Axis Mutual Fund plans to launch a new scheme—Axis Dynamic Balanced Fund. This scheme will follow a new approach to dynamic investing. The new scheme will maintain its allocation to cash equity within the range of 65%-100% of the portfolio (similar to other balanced schemes). But, around 0%-65% will be invested in equity derivatives as a hedging strategy. Therefore, the net allocation towards equity will be around 0%-100%. The debt portion of the scheme will vary from 0%-30%. Similar to other balanced schemes, this scheme will seek capital appreciation by investing in a portfolio of equity or equity-linked securities while the secondary objective is to generate income through investments in debt and money market instruments. The difference here is that the scheme will ‘manage’ its risk by using hedging strategies.
In a recent issue of Moneylife magazine (Issue dated: 21 March 2013), we wrote how dynamic equity schemes try and time the market. These schemes vary their allocation to equity depending on either a proprietary method or on the price to equity ratio (P/E) of the Nifty index. Recently ING Mutual Fund filed an offer document to launch a scheme— ING Forward P/E Ratio Fund—which would vary its allocation based on the forward P/E of the index (Read: ING Forward P/E Ratio Fund: Another dynamic scheme with a new concept).
Fund managers try and lure investors with strategies that try and deliver superior returns by trying to predict the movement of the market. Unlike other equity schemes that invest a fixed proportion to equity, in dynamic schemes, the percentage allocated to equity is decided by the fund management. Therefore, if the fund management makes a wrong call, it would negatively impact returns. This scheme from Axis Mutual Fund will use derivative hedging strategies which involve high level of risk. Therefore, investing in this scheme may involve a higher risk compared to other balanced schemes.

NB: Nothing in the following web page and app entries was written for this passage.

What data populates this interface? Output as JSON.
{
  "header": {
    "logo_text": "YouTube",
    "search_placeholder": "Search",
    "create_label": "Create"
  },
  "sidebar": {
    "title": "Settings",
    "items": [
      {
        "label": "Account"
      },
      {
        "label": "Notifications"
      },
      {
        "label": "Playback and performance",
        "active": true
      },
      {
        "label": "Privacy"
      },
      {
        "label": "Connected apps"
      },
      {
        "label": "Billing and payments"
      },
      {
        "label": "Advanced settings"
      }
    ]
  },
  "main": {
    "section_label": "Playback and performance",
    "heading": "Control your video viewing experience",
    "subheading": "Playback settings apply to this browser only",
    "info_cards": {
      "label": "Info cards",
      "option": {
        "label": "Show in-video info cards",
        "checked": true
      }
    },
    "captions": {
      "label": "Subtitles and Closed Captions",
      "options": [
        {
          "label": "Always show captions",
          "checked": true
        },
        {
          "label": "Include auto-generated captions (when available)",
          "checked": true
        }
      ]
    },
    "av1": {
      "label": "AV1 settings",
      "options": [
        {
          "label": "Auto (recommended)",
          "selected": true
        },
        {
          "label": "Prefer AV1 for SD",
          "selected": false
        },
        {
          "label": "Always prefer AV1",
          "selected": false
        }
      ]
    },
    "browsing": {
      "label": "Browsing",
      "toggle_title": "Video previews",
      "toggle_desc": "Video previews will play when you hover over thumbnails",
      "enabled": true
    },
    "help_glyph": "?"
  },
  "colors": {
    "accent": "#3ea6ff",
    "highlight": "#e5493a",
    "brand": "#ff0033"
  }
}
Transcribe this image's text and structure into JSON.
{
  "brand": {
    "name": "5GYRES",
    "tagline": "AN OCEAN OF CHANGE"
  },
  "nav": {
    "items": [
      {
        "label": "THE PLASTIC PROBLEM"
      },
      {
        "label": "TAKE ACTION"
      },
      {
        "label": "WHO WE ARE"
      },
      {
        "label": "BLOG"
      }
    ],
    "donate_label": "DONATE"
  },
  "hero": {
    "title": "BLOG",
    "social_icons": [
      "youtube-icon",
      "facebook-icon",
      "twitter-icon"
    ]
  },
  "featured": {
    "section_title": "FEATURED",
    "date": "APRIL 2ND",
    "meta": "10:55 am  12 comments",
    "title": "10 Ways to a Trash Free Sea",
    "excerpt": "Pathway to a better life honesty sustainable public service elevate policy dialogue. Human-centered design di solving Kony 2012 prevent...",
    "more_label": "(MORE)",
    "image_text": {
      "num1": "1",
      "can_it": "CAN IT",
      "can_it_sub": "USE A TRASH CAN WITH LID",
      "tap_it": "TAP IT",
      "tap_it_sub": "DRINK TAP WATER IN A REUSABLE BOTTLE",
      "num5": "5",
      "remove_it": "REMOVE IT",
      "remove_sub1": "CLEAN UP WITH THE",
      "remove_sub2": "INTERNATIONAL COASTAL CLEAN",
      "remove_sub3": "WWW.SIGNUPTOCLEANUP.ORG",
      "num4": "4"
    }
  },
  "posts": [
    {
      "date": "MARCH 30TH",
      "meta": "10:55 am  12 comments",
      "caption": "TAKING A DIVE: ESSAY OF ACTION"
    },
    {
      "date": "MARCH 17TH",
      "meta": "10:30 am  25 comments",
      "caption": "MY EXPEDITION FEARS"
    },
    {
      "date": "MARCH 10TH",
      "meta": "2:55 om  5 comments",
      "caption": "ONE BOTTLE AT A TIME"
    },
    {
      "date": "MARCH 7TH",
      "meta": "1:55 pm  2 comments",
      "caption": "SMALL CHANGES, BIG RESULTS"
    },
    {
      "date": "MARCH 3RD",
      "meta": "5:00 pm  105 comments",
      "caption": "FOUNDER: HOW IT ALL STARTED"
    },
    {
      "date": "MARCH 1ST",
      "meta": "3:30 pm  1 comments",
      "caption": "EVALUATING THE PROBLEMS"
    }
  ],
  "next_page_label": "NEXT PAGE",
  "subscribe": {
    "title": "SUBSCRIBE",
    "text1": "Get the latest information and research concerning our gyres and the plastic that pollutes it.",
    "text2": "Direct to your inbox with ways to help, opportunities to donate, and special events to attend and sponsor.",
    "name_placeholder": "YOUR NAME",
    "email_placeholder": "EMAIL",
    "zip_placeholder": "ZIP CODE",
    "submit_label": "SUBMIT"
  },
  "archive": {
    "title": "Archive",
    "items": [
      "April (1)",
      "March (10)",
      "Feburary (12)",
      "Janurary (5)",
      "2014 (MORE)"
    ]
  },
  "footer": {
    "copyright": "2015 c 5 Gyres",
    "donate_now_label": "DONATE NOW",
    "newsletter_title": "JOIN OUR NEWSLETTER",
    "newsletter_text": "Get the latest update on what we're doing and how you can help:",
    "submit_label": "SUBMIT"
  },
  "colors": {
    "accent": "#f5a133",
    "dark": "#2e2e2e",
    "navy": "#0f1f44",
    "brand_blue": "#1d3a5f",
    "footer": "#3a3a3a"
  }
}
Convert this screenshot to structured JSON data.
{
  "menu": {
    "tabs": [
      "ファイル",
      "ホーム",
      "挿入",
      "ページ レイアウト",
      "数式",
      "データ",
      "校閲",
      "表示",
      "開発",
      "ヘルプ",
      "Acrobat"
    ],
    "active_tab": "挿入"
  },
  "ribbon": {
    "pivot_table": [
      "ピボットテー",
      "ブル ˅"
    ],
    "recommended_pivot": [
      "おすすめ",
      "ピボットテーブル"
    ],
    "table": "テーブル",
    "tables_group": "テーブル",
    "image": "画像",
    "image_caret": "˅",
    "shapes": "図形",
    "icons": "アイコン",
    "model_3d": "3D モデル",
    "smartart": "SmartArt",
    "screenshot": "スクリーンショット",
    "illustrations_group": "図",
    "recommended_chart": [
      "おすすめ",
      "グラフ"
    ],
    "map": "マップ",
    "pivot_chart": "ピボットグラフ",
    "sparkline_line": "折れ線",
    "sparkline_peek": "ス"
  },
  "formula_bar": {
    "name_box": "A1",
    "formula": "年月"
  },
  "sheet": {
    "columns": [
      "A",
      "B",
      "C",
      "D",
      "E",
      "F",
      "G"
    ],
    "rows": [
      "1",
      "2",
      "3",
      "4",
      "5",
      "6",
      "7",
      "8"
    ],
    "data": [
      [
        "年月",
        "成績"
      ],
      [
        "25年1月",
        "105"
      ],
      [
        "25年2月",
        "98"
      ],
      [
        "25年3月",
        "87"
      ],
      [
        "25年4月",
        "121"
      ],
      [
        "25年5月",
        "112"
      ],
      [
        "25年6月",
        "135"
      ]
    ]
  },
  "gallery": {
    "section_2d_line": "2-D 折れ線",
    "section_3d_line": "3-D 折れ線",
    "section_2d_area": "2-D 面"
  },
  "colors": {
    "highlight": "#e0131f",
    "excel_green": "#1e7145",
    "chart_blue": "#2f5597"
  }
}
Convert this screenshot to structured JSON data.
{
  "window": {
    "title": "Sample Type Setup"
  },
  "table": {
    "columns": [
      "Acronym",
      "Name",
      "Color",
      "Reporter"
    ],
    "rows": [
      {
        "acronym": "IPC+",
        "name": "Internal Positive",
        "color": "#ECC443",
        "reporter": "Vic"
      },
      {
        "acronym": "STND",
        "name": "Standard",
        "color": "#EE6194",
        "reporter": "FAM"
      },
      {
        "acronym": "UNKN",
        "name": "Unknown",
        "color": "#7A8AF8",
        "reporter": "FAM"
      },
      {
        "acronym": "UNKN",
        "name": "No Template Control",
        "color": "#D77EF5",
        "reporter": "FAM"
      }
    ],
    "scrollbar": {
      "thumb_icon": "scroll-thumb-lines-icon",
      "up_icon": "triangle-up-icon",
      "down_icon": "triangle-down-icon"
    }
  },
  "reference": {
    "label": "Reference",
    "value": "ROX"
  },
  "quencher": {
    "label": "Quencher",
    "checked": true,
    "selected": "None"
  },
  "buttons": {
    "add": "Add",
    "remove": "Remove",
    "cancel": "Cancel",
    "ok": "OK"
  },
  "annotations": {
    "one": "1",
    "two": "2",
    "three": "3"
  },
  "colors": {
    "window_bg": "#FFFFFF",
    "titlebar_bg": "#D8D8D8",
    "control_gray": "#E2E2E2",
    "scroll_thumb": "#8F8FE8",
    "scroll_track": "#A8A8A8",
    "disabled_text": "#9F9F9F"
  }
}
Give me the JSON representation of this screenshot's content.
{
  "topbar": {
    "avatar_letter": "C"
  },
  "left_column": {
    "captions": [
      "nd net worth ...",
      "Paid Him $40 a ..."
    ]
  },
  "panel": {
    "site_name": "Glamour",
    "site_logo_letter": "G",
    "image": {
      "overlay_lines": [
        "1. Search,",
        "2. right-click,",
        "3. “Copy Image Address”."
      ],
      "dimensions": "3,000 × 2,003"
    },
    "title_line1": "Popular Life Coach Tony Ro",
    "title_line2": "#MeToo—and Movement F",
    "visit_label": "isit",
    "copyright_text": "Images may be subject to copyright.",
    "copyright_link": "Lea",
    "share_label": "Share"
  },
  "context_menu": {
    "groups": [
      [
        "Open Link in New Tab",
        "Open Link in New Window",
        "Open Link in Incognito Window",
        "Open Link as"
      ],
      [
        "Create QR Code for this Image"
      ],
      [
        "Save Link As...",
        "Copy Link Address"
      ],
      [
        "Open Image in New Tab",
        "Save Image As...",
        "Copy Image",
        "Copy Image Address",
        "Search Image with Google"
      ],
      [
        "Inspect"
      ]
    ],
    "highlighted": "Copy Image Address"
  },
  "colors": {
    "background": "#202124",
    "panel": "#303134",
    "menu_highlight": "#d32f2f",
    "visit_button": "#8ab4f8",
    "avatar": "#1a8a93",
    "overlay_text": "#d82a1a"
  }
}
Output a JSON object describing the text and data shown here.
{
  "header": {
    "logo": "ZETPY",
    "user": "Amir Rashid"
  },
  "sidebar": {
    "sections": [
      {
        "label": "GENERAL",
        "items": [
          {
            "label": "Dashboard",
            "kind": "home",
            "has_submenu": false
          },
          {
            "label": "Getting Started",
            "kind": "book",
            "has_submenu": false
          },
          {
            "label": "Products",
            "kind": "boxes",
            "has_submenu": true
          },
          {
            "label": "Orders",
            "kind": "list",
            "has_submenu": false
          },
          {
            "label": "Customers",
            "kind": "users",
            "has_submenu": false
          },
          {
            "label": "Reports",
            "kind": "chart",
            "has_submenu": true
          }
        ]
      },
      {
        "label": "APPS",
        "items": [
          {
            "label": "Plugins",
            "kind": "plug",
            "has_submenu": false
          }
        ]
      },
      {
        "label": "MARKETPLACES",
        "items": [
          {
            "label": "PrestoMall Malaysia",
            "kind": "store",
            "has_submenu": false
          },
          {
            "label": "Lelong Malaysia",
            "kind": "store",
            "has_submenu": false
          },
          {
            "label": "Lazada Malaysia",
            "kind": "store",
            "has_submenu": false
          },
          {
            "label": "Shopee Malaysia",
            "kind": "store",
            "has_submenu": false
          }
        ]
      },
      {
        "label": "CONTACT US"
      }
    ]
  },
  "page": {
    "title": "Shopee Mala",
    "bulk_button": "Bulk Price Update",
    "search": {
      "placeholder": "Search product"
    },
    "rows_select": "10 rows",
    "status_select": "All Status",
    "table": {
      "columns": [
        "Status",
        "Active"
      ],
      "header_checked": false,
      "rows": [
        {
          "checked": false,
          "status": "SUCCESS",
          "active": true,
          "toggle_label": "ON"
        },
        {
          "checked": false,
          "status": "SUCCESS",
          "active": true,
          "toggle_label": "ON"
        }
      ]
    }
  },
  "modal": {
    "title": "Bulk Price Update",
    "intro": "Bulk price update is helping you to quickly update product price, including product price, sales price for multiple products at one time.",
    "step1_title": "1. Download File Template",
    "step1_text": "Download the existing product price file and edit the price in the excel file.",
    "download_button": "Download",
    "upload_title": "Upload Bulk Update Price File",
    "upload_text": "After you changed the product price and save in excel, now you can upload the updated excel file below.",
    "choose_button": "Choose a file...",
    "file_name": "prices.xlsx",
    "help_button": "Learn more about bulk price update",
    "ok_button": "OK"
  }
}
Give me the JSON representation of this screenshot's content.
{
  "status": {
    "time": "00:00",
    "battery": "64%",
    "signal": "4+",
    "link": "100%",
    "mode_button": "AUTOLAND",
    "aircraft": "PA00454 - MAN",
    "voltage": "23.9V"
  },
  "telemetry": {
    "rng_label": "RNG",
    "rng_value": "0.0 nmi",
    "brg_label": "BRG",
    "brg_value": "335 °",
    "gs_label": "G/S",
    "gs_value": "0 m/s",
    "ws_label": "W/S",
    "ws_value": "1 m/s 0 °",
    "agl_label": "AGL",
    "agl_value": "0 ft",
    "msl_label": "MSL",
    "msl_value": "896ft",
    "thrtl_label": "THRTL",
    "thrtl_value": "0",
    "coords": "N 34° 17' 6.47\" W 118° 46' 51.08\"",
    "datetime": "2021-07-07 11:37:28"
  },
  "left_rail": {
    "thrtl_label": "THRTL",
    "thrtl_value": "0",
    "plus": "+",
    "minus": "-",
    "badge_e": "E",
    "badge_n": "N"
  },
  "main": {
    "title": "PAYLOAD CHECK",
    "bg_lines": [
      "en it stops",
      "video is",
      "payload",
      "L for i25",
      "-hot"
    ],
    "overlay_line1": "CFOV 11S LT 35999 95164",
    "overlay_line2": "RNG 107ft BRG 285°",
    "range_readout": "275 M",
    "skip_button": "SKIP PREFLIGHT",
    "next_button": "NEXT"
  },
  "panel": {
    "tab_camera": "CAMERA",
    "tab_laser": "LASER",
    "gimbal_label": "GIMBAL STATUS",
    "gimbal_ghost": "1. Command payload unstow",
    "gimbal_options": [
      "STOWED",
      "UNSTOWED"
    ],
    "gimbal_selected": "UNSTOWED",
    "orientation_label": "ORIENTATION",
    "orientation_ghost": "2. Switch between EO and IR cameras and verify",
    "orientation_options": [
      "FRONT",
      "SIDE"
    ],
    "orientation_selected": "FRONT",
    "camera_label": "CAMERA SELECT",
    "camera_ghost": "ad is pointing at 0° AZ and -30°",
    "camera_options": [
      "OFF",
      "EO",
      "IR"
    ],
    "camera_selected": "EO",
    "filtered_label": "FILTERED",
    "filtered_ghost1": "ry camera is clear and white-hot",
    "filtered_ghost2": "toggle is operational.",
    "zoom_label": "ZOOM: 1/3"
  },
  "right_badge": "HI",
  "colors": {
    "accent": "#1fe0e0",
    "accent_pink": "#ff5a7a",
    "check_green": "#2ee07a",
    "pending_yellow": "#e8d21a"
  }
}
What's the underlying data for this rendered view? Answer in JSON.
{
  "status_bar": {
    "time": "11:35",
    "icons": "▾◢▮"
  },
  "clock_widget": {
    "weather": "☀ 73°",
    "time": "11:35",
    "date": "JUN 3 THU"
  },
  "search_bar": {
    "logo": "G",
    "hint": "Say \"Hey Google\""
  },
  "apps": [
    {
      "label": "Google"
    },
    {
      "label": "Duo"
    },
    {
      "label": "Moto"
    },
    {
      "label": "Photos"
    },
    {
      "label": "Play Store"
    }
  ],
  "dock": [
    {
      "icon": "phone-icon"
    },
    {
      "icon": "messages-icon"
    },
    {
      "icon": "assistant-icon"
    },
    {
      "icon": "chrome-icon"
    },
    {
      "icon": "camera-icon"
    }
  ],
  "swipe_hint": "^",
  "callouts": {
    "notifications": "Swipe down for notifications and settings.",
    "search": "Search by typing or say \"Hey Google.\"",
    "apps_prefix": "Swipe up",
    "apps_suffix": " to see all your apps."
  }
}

Another aspect of dynamic schemes that we have covered in the past is that apart from getting the asset allocation right, the fund managers have to pick the right stocks as well. In this new scheme the fund manager would have to decide the right hedging strategy as well.
Axis Mutual Fund has a track record of just of three years in managing equity schemes. This is too short a period to comment on the fund management performance of the fund house. This new scheme will be managed by R Sivakumar and Jinesh Gopani, both of whom have an experience of over ten years in the industry.
Other details of the scheme:
50% S&P CNX Nifty + 50% CRISIL Composite Bond Fund Index
Minimum Application Amount
Rs5,000 and in multiples of Re1 thereafter
Minimum Additional Purchase Amount
Rs100 and in multiples of Re1 thereafter
3% if redeemed/switched out up to 6 months from the date of allotment
2% if redeemed/switched out after 6 months & up to 12 months from the date of allotment
1% if redeemed/switched out after 12 months & up to 24 months from the date of allotment.